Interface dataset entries

*** Block opens ***

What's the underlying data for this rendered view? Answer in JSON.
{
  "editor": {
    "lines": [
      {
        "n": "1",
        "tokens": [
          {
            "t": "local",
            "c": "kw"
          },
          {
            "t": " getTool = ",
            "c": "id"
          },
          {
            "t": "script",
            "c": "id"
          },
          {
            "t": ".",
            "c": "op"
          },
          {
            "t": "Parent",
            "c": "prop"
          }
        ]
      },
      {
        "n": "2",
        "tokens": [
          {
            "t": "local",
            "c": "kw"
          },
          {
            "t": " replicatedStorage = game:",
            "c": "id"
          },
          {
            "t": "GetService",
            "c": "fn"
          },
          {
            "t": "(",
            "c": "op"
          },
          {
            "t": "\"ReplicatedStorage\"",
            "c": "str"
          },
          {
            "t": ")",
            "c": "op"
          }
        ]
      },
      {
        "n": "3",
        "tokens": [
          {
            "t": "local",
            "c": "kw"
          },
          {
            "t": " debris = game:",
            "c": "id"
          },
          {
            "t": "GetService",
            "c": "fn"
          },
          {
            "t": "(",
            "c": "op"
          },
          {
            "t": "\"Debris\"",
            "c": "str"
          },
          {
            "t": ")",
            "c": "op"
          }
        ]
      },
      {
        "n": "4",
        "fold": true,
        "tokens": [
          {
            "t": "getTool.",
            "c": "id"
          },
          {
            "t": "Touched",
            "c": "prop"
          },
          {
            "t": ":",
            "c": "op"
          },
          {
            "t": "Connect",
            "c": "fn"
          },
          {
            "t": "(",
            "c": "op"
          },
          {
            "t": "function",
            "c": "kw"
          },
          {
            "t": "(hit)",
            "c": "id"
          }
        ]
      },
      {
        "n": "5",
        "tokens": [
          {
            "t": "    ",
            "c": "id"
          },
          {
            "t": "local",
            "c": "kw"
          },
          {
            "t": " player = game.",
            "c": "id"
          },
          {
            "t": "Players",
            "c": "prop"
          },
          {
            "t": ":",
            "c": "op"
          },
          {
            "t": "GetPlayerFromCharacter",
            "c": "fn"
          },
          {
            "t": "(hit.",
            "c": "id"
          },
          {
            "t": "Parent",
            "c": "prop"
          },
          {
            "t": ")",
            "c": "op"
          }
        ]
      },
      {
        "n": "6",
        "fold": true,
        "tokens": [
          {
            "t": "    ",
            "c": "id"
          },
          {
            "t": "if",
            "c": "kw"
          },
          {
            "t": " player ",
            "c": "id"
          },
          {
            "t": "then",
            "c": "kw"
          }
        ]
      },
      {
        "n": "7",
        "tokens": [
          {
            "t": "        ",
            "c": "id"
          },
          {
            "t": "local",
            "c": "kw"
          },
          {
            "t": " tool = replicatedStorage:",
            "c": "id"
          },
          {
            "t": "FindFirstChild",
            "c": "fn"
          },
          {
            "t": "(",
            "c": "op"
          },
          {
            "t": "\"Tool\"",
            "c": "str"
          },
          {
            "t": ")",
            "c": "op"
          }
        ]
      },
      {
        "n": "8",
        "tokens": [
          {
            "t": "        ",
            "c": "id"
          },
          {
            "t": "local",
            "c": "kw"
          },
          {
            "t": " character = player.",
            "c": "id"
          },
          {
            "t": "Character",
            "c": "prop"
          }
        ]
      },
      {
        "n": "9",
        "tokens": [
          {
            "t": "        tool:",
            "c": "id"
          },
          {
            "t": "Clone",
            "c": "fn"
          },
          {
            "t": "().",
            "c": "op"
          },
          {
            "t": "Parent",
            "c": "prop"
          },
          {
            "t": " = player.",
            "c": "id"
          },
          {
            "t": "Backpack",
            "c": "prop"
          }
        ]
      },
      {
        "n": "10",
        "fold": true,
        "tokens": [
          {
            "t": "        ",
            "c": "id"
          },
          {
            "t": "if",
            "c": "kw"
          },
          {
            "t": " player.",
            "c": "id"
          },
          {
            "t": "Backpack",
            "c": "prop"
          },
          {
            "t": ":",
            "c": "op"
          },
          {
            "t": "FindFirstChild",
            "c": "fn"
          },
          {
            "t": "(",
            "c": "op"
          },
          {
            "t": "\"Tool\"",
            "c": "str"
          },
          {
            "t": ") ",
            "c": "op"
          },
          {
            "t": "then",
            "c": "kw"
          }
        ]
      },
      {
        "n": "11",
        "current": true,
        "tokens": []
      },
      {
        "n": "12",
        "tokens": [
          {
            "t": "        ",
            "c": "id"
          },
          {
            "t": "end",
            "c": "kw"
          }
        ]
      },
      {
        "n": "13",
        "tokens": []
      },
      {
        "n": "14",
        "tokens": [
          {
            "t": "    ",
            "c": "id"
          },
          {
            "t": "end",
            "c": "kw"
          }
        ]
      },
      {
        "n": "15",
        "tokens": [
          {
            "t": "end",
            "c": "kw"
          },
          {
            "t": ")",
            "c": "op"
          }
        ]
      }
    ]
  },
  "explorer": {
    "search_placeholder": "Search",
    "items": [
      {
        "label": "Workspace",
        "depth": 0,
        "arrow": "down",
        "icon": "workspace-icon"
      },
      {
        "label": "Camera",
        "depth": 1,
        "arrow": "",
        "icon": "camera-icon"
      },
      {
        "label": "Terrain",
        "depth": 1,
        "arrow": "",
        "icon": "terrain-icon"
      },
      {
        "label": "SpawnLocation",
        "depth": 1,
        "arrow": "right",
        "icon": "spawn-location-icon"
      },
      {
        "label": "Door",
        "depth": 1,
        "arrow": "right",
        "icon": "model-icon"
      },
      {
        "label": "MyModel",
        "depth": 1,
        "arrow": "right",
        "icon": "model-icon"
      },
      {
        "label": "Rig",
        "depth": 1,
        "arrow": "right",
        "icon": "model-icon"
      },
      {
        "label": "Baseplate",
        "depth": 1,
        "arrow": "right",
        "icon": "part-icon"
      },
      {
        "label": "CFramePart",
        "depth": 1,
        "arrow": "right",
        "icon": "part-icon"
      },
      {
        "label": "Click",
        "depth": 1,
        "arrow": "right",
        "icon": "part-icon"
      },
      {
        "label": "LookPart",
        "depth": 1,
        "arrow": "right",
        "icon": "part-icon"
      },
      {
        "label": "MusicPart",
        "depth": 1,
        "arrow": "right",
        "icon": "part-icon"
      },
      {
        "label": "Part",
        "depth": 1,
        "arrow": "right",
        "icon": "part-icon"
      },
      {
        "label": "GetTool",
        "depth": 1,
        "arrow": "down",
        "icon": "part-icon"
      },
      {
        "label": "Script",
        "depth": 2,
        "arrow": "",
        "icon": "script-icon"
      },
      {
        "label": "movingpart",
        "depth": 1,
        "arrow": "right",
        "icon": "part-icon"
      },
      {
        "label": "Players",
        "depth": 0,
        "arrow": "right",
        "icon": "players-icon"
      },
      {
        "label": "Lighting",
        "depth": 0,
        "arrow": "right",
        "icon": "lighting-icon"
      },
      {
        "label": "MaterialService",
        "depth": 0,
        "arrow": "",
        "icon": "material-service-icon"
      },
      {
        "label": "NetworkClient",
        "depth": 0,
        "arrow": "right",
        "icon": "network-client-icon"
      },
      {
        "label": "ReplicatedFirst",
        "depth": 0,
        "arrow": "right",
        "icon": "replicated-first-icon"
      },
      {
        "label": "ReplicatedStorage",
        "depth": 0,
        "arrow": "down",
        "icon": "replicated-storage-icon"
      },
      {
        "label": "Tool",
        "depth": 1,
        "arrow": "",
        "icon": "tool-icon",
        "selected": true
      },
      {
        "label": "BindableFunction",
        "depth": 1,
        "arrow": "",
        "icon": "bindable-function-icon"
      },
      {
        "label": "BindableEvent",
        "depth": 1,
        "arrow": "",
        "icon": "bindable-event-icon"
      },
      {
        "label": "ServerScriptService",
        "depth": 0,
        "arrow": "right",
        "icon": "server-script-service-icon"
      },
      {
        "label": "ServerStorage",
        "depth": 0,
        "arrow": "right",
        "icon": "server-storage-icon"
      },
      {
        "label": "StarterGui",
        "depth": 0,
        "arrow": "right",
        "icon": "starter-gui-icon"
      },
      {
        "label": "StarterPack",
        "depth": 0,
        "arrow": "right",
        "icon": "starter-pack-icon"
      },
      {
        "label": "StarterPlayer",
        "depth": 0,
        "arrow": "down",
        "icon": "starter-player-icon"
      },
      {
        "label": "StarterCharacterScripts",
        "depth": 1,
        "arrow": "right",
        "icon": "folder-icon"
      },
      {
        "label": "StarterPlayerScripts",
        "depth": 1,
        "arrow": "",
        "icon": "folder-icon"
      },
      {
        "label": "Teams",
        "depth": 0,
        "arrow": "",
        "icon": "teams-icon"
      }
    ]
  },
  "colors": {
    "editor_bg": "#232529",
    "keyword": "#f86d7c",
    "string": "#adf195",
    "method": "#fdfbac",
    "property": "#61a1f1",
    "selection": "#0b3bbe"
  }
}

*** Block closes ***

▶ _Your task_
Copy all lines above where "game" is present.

▶ _Result below_
            "t": " replicatedStorage = game:",
            "t": " debris = game:",
            "t": " player = game.",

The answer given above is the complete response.